Anthony Scaramucci went to the same school as my kids.
He was known for his doting family, a block or two from the Main Street School. They made sure he was well-fed and well-dressed and prepared for the day in class.
Their love and attention gave him a disciplined start that led him to a great education and business success.
I don’t know when the Scaramuccis and Defeos came to the United States, and from what part of Italy. Not important. But I do know the prejudice and social barriers that Italians faced – pretty much the same faced by people from Ireland. (I can say that; along with my beloved American passport, I carry an Irish passport, courtesy of my maternal grandmother.)
I have run into Scaramucci a time or two since he made a success of himself – well-spoken, polite, adult. I cannot process that with the profane, preening Trumpite I saw in his raucous 10-day cup of coffee in the White House.
Maybe I am hallucinating, but something in Anthony Scaramucci’s upbringing just may have clicked in over the weekend, when he strongly criticized the current policy of President Trump to separate Latino children from the adults who have run into migration laws.
Yes, yes, I know, the main issue began as stopping illegal migration, a valid goal, but now the world has seen and heard children, ripped from their protectors, crying in cages. And the world has seen the President of the United States as a movie villain, straight out of James Bond.
I watched Trump on Monday, cruelly maintaining that this hurts him as much as it hurts those illegal kids, and I thought to myself, "This guy is enjoying himself immensely." (Somebody I know thinks it is Trump's obsession to destroy anything connected to Barack Obama.)
"It's an atrocious policy," Scaramucci told Alisyn Camerota on CNN. "It's inhumane. It's offensive to the average American."
Apparently still lusting to get back into the White House, Scaramucci blamed Trump “advisors” for steering him wrong about putting crying children into makeshift holding facilities.
Was Scaramucci being political, trying to give Trump an out by blaming those silly little advisors to whom he listens so regularly? Or was he feeling some twinge of vestigial compassion, so out of fashion in this regime, when scoundrels like Jeff Sessions and Sarah Huckabee Sanders quote the Bible to justify separating adults and children?

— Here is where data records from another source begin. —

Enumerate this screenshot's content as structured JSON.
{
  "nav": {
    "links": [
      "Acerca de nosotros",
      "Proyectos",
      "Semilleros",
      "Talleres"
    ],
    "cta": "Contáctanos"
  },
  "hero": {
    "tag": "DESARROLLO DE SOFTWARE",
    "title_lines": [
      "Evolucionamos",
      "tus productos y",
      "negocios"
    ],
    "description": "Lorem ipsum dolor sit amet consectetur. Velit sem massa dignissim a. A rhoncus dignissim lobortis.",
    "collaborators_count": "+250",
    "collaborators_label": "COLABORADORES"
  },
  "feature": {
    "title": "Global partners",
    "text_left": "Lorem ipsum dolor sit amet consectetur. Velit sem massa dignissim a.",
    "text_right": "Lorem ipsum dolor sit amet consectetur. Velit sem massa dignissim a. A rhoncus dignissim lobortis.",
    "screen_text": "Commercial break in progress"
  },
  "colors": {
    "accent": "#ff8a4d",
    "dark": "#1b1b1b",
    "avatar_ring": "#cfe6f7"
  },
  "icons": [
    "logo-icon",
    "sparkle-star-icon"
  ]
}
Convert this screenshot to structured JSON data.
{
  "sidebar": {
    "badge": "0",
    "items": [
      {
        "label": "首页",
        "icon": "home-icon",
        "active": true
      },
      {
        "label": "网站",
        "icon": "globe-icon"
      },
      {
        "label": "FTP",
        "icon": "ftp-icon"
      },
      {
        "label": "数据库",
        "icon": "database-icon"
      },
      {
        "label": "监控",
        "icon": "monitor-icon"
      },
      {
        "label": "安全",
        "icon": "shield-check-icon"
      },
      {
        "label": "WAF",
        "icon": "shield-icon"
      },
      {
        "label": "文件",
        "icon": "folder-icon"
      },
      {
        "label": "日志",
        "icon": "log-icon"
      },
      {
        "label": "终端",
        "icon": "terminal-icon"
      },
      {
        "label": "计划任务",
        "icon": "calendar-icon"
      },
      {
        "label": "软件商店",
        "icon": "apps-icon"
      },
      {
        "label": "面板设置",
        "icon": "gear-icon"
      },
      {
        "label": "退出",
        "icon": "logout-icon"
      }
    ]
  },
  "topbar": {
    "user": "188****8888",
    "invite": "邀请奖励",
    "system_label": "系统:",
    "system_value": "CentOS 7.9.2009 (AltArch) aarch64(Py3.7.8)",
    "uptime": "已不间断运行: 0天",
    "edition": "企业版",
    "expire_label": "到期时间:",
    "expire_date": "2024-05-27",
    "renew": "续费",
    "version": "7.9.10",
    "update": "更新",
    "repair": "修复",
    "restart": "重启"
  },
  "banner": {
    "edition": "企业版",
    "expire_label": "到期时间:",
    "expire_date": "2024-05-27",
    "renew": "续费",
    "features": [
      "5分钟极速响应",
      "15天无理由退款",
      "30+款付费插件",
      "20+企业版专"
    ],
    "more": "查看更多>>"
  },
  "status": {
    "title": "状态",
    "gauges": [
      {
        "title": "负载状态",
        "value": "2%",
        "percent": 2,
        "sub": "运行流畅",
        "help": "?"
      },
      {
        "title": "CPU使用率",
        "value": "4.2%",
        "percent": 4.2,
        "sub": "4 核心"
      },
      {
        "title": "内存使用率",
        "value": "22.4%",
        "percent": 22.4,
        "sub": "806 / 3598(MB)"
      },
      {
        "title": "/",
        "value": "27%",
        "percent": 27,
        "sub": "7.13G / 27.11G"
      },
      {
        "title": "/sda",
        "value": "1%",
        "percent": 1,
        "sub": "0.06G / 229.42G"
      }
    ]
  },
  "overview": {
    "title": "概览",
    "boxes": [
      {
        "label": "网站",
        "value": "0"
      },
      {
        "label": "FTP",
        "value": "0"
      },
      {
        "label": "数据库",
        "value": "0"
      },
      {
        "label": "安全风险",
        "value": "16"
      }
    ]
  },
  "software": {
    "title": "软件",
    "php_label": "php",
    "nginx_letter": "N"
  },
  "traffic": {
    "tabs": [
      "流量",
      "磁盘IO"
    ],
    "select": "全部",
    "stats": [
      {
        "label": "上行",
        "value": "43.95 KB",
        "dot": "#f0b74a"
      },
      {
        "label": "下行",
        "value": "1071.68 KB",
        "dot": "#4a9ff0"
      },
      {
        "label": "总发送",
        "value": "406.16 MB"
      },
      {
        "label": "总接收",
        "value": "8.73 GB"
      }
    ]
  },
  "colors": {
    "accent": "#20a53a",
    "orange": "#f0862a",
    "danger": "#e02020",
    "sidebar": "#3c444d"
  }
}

"The immediate, remedial need is to change this right now," Scaramucci said.
People on Twitter and elsewhere have savaged Scaramucci for getting into this dialogue. Others have praised him. I cannot read into his heart.
I don’t know how often he gets back to Port Washington, where a lot of his family still lives.
(See Laura Vecsey’s chat with Anthony’s mother and uncle in our town.)
I bet Scaramucci gets back often enough to see the number of Central American people who work and pray and socialize and play – and send their children to the wonderful public schools, the same way Scaramucci’s family did with him.
Three of my grand-children have been going to the local high school in recent years. I see some of their classmates – kids with jobs in their mid teens, excellent use of English, some of them heading for college, just like previous waves of newcomers.
Only Anthony Scaramucci knows why he chose to urge the president to change the “policy.” (As did all five living First Ladies.)
I hope he might see it as living up to the way he was raised, by his family and by the community.
Want to cite the Prophet Isaiah and others about this hostage-taking by Trump? Here is a message from the Rev. Dr. Susan Henry-Crowe, general secretary of Church and Society of the United Methodist Church:
Welcome to World Cup 2022, the most absurd thing that the routinely absurd world of sports has ever produced.
Those extreme descriptions were what virtually the entire world, save for those who had walked off with bags of cash from Qatar, called the awarding of soccer’s greatest event to the incredibly tiny, incredibly wealthy country back in 2010.
Twelve years ago, many were convinced this event couldn’t possibly happen: staging the world’s biggest sporting event in a country the size of Connecticut, one with zero soccer culture and even less soccer infrastructure? The tournament couldn’t possibly take place in 120-degree heat, and FIFA, the governing body of soccer, most certainly wouldn’t upend football leagues around the world to change the traditional summer schedule, could it?
And, for God’s sake, what about the beer?
Those were just the logistical concerns. The moral concerns are far more distressing. FIFA, so busy paying lip service to equality, couldn’t possibly expect the world to embrace a country where you could go to prison for being gay, where women’s rights are severely curtailed and female victims of sexual assault could go to prison, charged with engaging in extramarital sex. And all those questions came before the global realization that the World Cup was being built on the backs of migrant labor: modern-day slaves held in Qatar with virtually no rights, low wages and no ability to leave. Migrants make up 90% of Qatar’s stated population of 3 million. The country’s native-born equal about 300,000, or roughly the size of Anaheim.
---Ann Killion, columnist for The San Francisco Chronicle.